Mitsubishi Outlander PHEV review

The Mitsubishi Outlander PHEV is the go-to option if you’re after a large, plug-in hybrid car, but it benefits from a lack of obvious rivals

£36,755 - £45,600
Plug-in hybrid

Pros

  • Affordable for a big PHEV SUV
  • Pure-electric range of 28 miles
  • A spacious family car

Cons

  • Nothing special to drive
  • Interior feels a bit cheap
  • Better PHEVs available

The Mitsubishi Outlander PHEV was the first plug-in hybrid SUV, and it has seen huge popularity ever since launch. Understandably so, given that – many years after it first appeared – the Outlander remains the most affordable way into a large plug-in hybrid SUV.

However, the competition has moved on and you’ve now got rivals in the shape of the MINI Countryman Cooper S E All4 through to the more expensive Volvo XC60 T8 Twin Engine. And don’t discount pure-electric alternatives such as the smaller yet cheaper Hyundai Kona Electric.

Not only that, but the Outlander PHEV is a tricky financial proposition for private buyers. There’s no government grant on plug-in hybrids any more, so you’ll need to find the full cash price (minus any discounts you can haggle), which can be as high as £45,000 for the top-spec model. 

Company-car buyers can rejoice, though, as the 46g/km CO2 emissions the Outlander PHEV achieves mean very low Benefit-in-Kind (BiK) tax.

The Mitsubishi Outlander PHEV features a 2.4-litre, four-cylinder petrol engine with two electric motors – one on each axle – to deliver 28 miles of pure electric running.

In electric mode, the Outlander drives with the typical smooth refinement of an electric car, and even with the petrol engine thrumming away it’s quieter than a diesel.

For all that, the automatic gearbox sometimes lets the engine rev higher than it needs to, and the handling is quite cumbersome, with lots of sway in the corners and performance that’s adequate at best.

There’s loads of space inside the big, bluff-looking Outlander.
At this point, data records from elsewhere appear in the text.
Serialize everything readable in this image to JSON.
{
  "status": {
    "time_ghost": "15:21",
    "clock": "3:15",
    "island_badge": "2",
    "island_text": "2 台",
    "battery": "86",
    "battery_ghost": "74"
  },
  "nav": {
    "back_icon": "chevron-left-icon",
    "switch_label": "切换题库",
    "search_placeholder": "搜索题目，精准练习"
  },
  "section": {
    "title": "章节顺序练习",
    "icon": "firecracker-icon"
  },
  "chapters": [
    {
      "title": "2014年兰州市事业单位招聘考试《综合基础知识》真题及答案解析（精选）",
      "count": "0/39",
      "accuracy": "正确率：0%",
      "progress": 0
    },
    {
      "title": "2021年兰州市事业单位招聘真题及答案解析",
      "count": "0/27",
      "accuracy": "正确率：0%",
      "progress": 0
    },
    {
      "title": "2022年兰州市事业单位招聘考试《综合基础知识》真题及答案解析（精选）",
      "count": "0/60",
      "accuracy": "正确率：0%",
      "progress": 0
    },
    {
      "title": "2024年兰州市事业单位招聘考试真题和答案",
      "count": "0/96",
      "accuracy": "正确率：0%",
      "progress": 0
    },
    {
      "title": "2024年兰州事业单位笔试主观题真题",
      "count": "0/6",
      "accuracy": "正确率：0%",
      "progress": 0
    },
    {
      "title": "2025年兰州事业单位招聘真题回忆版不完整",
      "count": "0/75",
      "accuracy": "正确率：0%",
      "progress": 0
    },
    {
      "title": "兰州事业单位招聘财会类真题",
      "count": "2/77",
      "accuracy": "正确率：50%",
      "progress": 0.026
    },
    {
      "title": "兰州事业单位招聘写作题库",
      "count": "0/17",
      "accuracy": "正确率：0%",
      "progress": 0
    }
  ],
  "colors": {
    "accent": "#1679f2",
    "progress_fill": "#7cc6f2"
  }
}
You’ll get three across the rear bench with relative ease, access is good for strapping kids in and a driver of any size or shape should be able to get comfortable.

 

There’s no seven-seat option in the PHEV, as there is in the petrol Outlander and rivals such as the Hyundai Santa Fe and Skoda Kodiaq.
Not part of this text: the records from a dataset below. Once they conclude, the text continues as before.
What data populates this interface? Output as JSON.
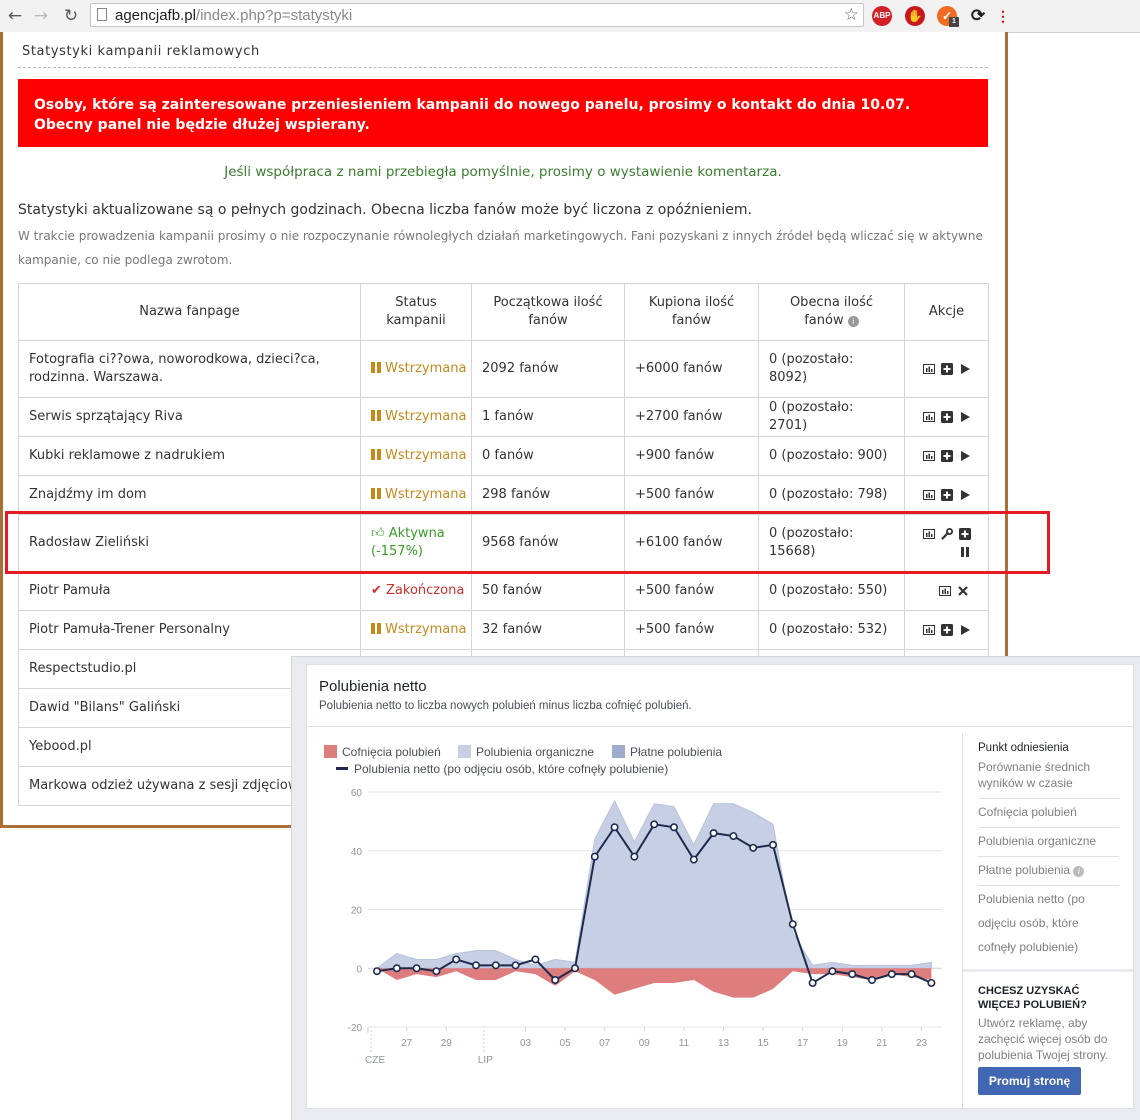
{
  "browser": {
    "url_host": "agencjafb.pl",
    "url_path": "/index.php?p=statystyki",
    "ext_abp": "ABP",
    "ext_badge": "1"
  },
  "page": {
    "title": "Statystyki kampanii reklamowych",
    "alert": "Osoby, które są zainteresowane przeniesieniem kampanii do nowego panelu, prosimy o kontakt do dnia 10.07. Obecny panel nie będzie dłużej wspierany.",
    "comment_request": "Jeśli współpraca z nami przebiegła pomyślnie, prosimy o wystawienie komentarza.",
    "info_main": "Statystyki aktualizowane są o pełnych godzinach. Obecna liczba fanów może być liczona z opóźnieniem.",
    "info_sub": "W trakcie prowadzenia kampanii prosimy o nie rozpoczynanie równoległych działań marketingowych. Fani pozyskani z innych źródeł będą wliczać się w aktywne kampanie, co nie podlega zwrotom."
  },
  "table": {
    "headers": {
      "name": "Nazwa fanpage",
      "status_l1": "Status",
      "status_l2": "kampanii",
      "initial_l1": "Początkowa ilość",
      "initial_l2": "fanów",
      "bought_l1": "Kupiona ilość",
      "bought_l2": "fanów",
      "current_l1": "Obecna ilość",
      "current_l2": "fanów",
      "actions": "Akcje"
    },
    "rows": [
      {
        "name": "Fotografia ci??owa, noworodkowa, dzieci?ca, rodzinna. Warszawa.",
        "status": "Wstrzymana",
        "status_extra": "",
        "initial": "2092 fanów",
        "bought": "+6000 fanów",
        "current": "0 (pozostało: 8092)"
      },
      {
        "name": "Serwis sprzątający Riva",
        "status": "Wstrzymana",
        "status_extra": "",
        "initial": "1 fanów",
        "bought": "+2700 fanów",
        "current": "0 (pozostało: 2701)"
      },
      {
        "name": "Kubki reklamowe z nadrukiem",
        "status": "Wstrzymana",
        "status_extra": "",
        "initial": "0 fanów",
        "bought": "+900 fanów",
        "current": "0 (pozostało: 900)"
      },
      {
        "name": "Znajdźmy im dom",
        "status": "Wstrzymana",
        "status_extra": "",
        "initial": "298 fanów",
        "bought": "+500 fanów",
        "current": "0 (pozostało: 798)"
      },
      {
        "name": "Radosław Zieliński",
        "status": "Aktywna",
        "status_extra": "(-157%)",
        "initial": "9568 fanów",
        "bought": "+6100 fanów",
        "current": "0 (pozostało: 15668)"
      },
      {
        "name": "Piotr Pamuła",
        "status": "Zakończona",
        "status_extra": "",
        "initial": "50 fanów",
        "bought": "+500 fanów",
        "current": "0 (pozostało: 550)"
      },
      {
        "name": "Piotr Pamuła-Trener Personalny",
        "status": "Wstrzymana",
        "status_extra": "",
        "initial": "32 fanów",
        "bought": "+500 fanów",
        "current": "0 (pozostało: 532)"
      },
      {
        "name": "Respectstudio.pl"
      },
      {
        "name": "Dawid \"Bilans\" Galiński"
      },
      {
        "name": "Yebood.pl"
      },
      {
        "name": "Markowa odzież używana z sesji zdjęciowych"
      }
    ]
  },
  "fb": {
    "title": "Polubienia netto",
    "subtitle": "Polubienia netto to liczba nowych polubień minus liczba cofnięć polubień.",
    "legend": {
      "unlikes": "Cofnięcia polubień",
      "organic": "Polubienia organiczne",
      "paid": "Płatne polubienia",
      "net": "Polubienia netto (po odjęciu osób, które cofnęły polubienie)"
    },
    "side": {
      "heading": "Punkt odniesienia",
      "compare": "Porównanie średnich wyników w czasie",
      "item1": "Cofnięcia polubień",
      "item2": "Polubienia organiczne",
      "item3": "Płatne polubienia",
      "item4": "Polubienia netto (po odjęciu osób, które cofnęły polubienie)"
    },
    "promo": {
      "heading": "CHCESZ UZYSKAĆ WIĘCEJ POLUBIEŃ?",
      "text": "Utwórz reklamę, aby zachęcić więcej osób do polubienia Twojej strony.",
      "button": "Promuj stronę"
    }
  },
  "colors": {
    "alert_bg": "#ff0000",
    "unlikes": "#de7d7d",
    "organic": "#c6cfe3",
    "paid": "#9fabcc",
    "net_line": "#1d2b4f",
    "highlight": "#e41b23"
  },
  "chart_data": {
    "type": "area",
    "title": "Polubienia netto",
    "ylim": [
      -20,
      60
    ],
    "yticks": [
      60,
      40,
      20,
      0,
      -20
    ],
    "x_tick_labels": [
      "27",
      "29",
      "03",
      "05",
      "07",
      "09",
      "11",
      "13",
      "15",
      "17",
      "19",
      "21",
      "23"
    ],
    "x_tick_index": [
      1.5,
      3.5,
      7.5,
      9.5,
      11.5,
      13.5,
      15.5,
      17.5,
      19.5,
      21.5,
      23.5,
      25.5,
      27.5
    ],
    "month_labels": [
      "CZE",
      "LIP"
    ],
    "month_index": [
      0,
      5.7
    ],
    "grid": true,
    "series": [
      {
        "name": "Cofnięcia polubień",
        "values": [
          0,
          -4,
          -2,
          -3,
          -1,
          -4,
          -4,
          -1,
          -2,
          -6,
          -1,
          -4,
          -9,
          -7,
          -5,
          -5,
          -4,
          -8,
          -10,
          -10,
          -7,
          -1,
          -2,
          -2,
          -3,
          -4,
          -2,
          -3,
          -4
        ]
      },
      {
        "name": "Polubienia organiczne",
        "values": [
          0,
          5,
          3,
          3,
          5,
          6,
          6,
          3,
          1,
          3,
          2,
          44,
          57,
          43,
          56,
          55,
          42,
          56,
          56,
          53,
          49,
          12,
          1,
          2,
          1,
          1,
          1,
          1,
          2
        ]
      },
      {
        "name": "Polubienia netto (po odjęciu osób, które cofnęły polubienie)",
        "values": [
          -1,
          0,
          0,
          -1,
          3,
          1,
          1,
          1,
          3,
          -4,
          0,
          38,
          48,
          38,
          49,
          48,
          37,
          46,
          45,
          41,
          42,
          15,
          -5,
          -1,
          -2,
          -4,
          -2,
          -2,
          -5
        ]
      }
    ]
  }
}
Overall, the Mitsubishi Outlander PHEV continues to plug a gap in the market that no rival directly competes with, and until something does come along to challenge the Outlander, it remains the best-value big 4x4 plug-in hybrid you can buy. Just stick to the lower trim levels, as it really is hard to justify the £40,000-plus models.

However you dress it up, the Outlander PHEV makes most sense as a company car.